Former ceo and chairman of Doubleday & Company–as well as life trustee of the New York Public Library, long-time trustee of the New York Zoological Society and board member of the American Academy of Rome–John Turner Sargent, Sr., 87, died peacefully at his home in Manhattan on February 5. He “had been in frail condition in recent years after suffering a stroke.”
In partnership with Nelson Doubleday, Sargent led Doubleday’s expansion as a “communications conglomerate” and vertically-integrated publishing enterprise that included book manufacturing, the Literary Guild and Doubleday book clubs, the acquisition of book exporter Feffer & Simons, the 26 Doubleday book shops and more, including radio stations and film production. (One notable movie was 1974’2 The Parallax View, starring Warren Beatty and based Loren Singer’s Doubleday bestseller.)

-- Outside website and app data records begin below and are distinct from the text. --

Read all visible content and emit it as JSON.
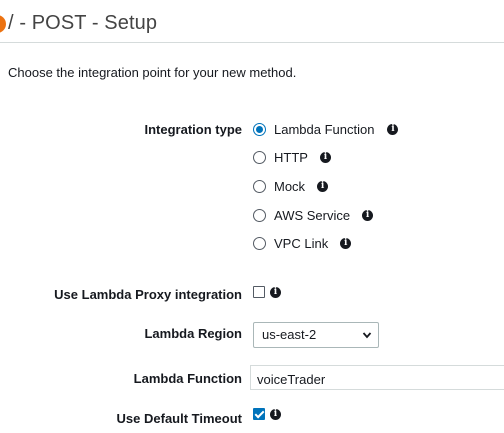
{
  "header": {
    "title": "/ - POST - Setup"
  },
  "intro": "Choose the integration point for your new method.",
  "integration_type": {
    "label": "Integration type",
    "options": [
      {
        "label": "Lambda Function",
        "selected": true
      },
      {
        "label": "HTTP",
        "selected": false
      },
      {
        "label": "Mock",
        "selected": false
      },
      {
        "label": "AWS Service",
        "selected": false
      },
      {
        "label": "VPC Link",
        "selected": false
      }
    ]
  },
  "proxy": {
    "label": "Use Lambda Proxy integration",
    "checked": false
  },
  "region": {
    "label": "Lambda Region",
    "value": "us-east-2"
  },
  "function": {
    "label": "Lambda Function",
    "value": "voiceTrader"
  },
  "timeout": {
    "label": "Use Default Timeout",
    "checked": true
  },
  "icons": {
    "info": "i"
  },
  "colors": {
    "accent": "#0073bb",
    "header_icon": "#ec7211"
  }
}
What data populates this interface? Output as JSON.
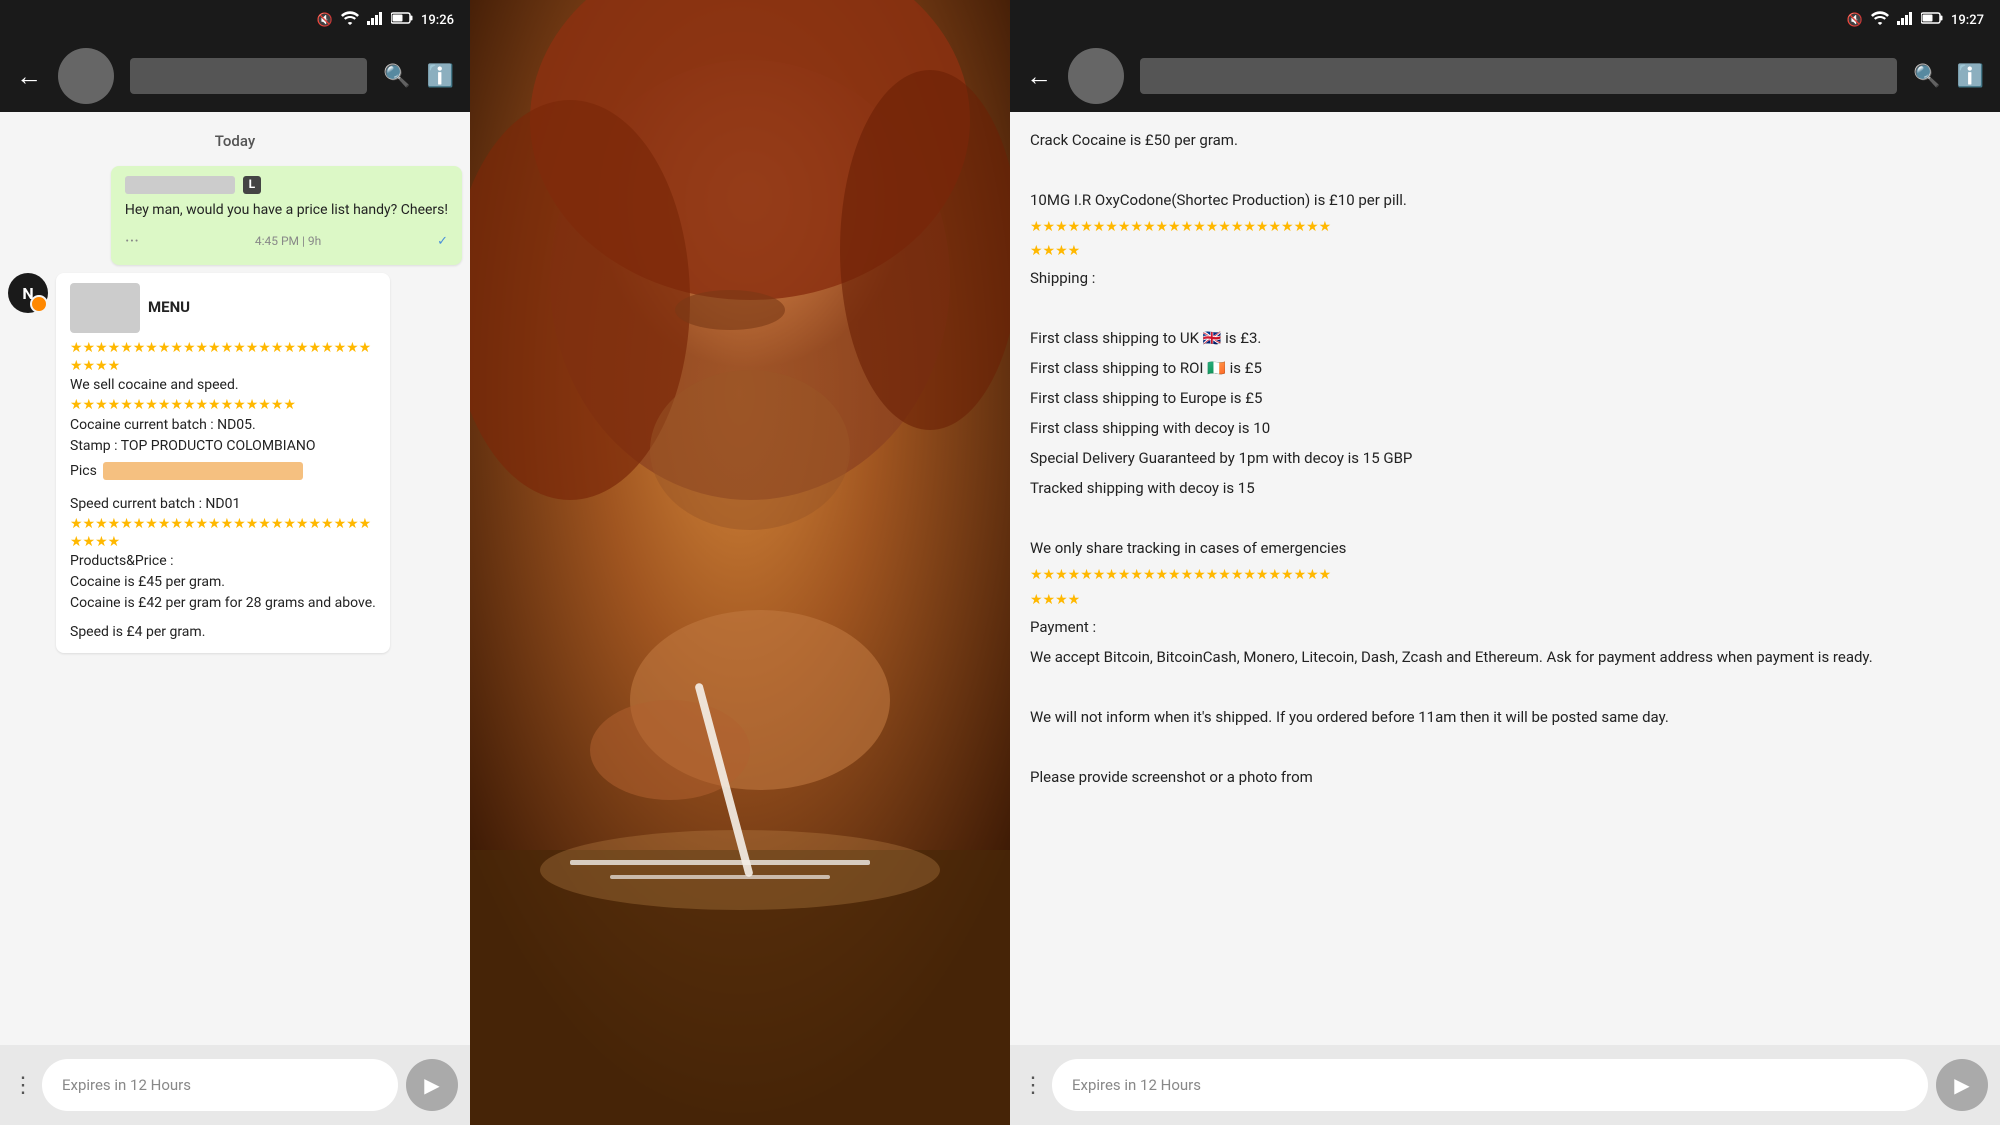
{
  "left": {
    "statusBar": {
      "mute": "🔇",
      "wifi": "WiFi",
      "signal": "Signal",
      "battery": "42%",
      "time": "19:26"
    },
    "appBar": {
      "title": ""
    },
    "dateHeader": "Today",
    "messages": [
      {
        "id": "msg1",
        "side": "right",
        "label": "L",
        "text": "Hey man, would you have a price list handy? Cheers!",
        "time": "4:45 PM | 9h",
        "checked": true
      },
      {
        "id": "msg2",
        "side": "left",
        "avatarLetter": "N",
        "hasOrangeDot": true,
        "menuText": "MENU",
        "stars1": "★★★★★★★★★★★★★★★★★★★★★★★★",
        "stars2": "★★★★",
        "line1": "We sell cocaine and speed.",
        "stars3": "★★★★★★★★★★★★★★★★★★",
        "line2": "Cocaine current batch : ND05.",
        "line3": "Stamp : TOP PRODUCTO COLOMBIANO",
        "line4": "Pics",
        "line5": "",
        "line6": "Speed current batch : ND01",
        "stars4": "★★★★★★★★★★★★★★★★★★★★★★★★",
        "stars5": "★★★★",
        "line7": "Products&Price :",
        "line8": "Cocaine is £45 per gram.",
        "line9": "Cocaine is £42 per gram for 28 grams and above.",
        "line10": "",
        "line11": "Speed is £4 per gram."
      }
    ],
    "bottomBar": {
      "inputPlaceholder": "Expires in 12 Hours",
      "sendIcon": "▶"
    }
  },
  "right": {
    "statusBar": {
      "mute": "🔇",
      "wifi": "WiFi",
      "signal": "Signal",
      "battery": "42%",
      "time": "19:27"
    },
    "appBar": {
      "title": ""
    },
    "content": {
      "line1": "Crack Cocaine is £50 per gram.",
      "line2": "",
      "line3": "10MG I.R OxyCodone(Shortec Production) is £10 per pill.",
      "stars1": "★★★★★★★★★★★★★★★★★★★★★★★★",
      "stars2": "★★★★",
      "line4": "Shipping :",
      "line5": "",
      "line6": "First class shipping to UK 🇬🇧 is £3.",
      "line7": "First class shipping to ROI 🇮🇪 is £5",
      "line8": "First class shipping to Europe is £5",
      "line9": "First class shipping with decoy is 10",
      "line10": "Special Delivery Guaranteed by 1pm with decoy  is 15 GBP",
      "line11": "Tracked shipping with decoy is 15",
      "line12": "",
      "line13": "We only share tracking in cases of emergencies",
      "stars3": "★★★★★★★★★★★★★★★★★★★★★★★★",
      "stars4": "★★★★",
      "line14": "Payment :",
      "line15": "We accept Bitcoin, BitcoinCash, Monero, Litecoin, Dash, Zcash and Ethereum. Ask for payment address when payment is ready.",
      "line16": "",
      "line17": "We will not inform when it's shipped. If you ordered before 11am then it will be posted same day.",
      "line18": "",
      "line19": "Please provide screenshot or a photo from"
    },
    "bottomBar": {
      "inputPlaceholder": "Expires in 12 Hours",
      "sendIcon": "▶"
    }
  }
}
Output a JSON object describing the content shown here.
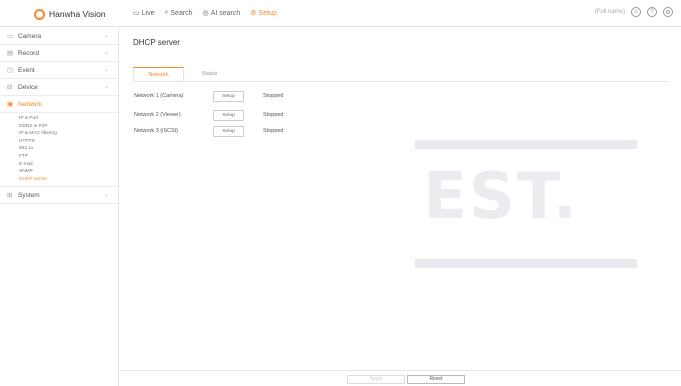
{
  "header": {
    "brand": "Hanwha Vision",
    "nav": [
      {
        "label": "Live",
        "icon": "monitor-icon",
        "glyph": "▭"
      },
      {
        "label": "Search",
        "icon": "search-icon",
        "glyph": "⌕"
      },
      {
        "label": "AI search",
        "icon": "ai-search-icon",
        "glyph": "◎"
      },
      {
        "label": "Setup",
        "icon": "gear-icon",
        "glyph": "⚙"
      }
    ],
    "user": "(Full name)",
    "icons": {
      "user": "☺",
      "help": "?",
      "settings": "⚙"
    }
  },
  "sidebar": {
    "items": [
      {
        "label": "Camera",
        "icon": "▭"
      },
      {
        "label": "Record",
        "icon": "▤"
      },
      {
        "label": "Event",
        "icon": "◫"
      },
      {
        "label": "Device",
        "icon": "⊟"
      },
      {
        "label": "Network",
        "icon": "▣"
      },
      {
        "label": "System",
        "icon": "⊞"
      }
    ],
    "network_sub": [
      "IP & Port",
      "DDNS & P2P",
      "IP & MAC filtering",
      "HTTPS",
      "802.1x",
      "FTP",
      "E-mail",
      "SNMP",
      "DHCP server"
    ],
    "chevron": "⌄"
  },
  "main": {
    "title": "DHCP server",
    "tabs": [
      "Network",
      "Status"
    ],
    "rows": [
      {
        "label": "Network 1 (Camera)",
        "button": "Setup",
        "status": "Stopped"
      },
      {
        "label": "Network 2 (Viewer)",
        "button": "Setup",
        "status": "Stopped"
      },
      {
        "label": "Network 3 (iSCSI)",
        "button": "Setup",
        "status": "Stopped"
      }
    ]
  },
  "footer": {
    "apply": "Apply",
    "reset": "Reset"
  },
  "watermark": {
    "text": "EST."
  },
  "colors": {
    "accent": "#f08c2e"
  }
}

His family, which includes his son John Sargent, Jr., currently ceo of Macmillan, writes: “One of the most affable, suave, and erudite of publishers in the heyday of the New York publishing scene, Mr. Sargent instilled a close working relationship with a bevy of Doubleday’s powerhouse authors–old and new–from Daphne du Maurier, Victoria Holt, Irving Stone, Dwight Eisenhower, Leon Uris, Arthur Hailey, Theodore Roethke, Alex Haley, Stephen King, Gay Talese, and Peter Benchley, along with the agents and executors of the industry’s most envied list of backlist authors. Mr. Sargent was a longtime friend of Jacqueline Kennedy Onassis and encouraged her to join the firm as an editor in 1978 after she left Viking Press.”
The WSJ writes: “Well-read and urbane, Mr. Sargent was close to many Doubleday authors and threw lavish dinners. Pulitzer Prize-winning poet Theodore Roethke was a particular friend, and sometimes slept in Mr. Sargent’s bathtub at the conclusion of a bibulous evening.” Sargent recalls his father’s annual “singles only” Christmas Eve parties–co-hosted with Joan Fontaine–for the AP: “A Salvation Army band would play at midnight and everybody would sing Christmas carols. And you had to be single. There was no flexibility in that rule.” More importantly, he tells Doubleday colleagues that “the company was in his heart for over 60 years. The Doubleday anniversary paperweight was still on his desk the day he died.”
There will be a private service in Boston on Friday and a memorial celebration honoring Mr. Sargent’s life at a date to be determined in March in New York City.
The family asks that those wishing to make contributions in Mr. Sargent’s memory direct them to the New York Public Library or the Food Pantry and Shelter ministry administered by St. Bart’s church.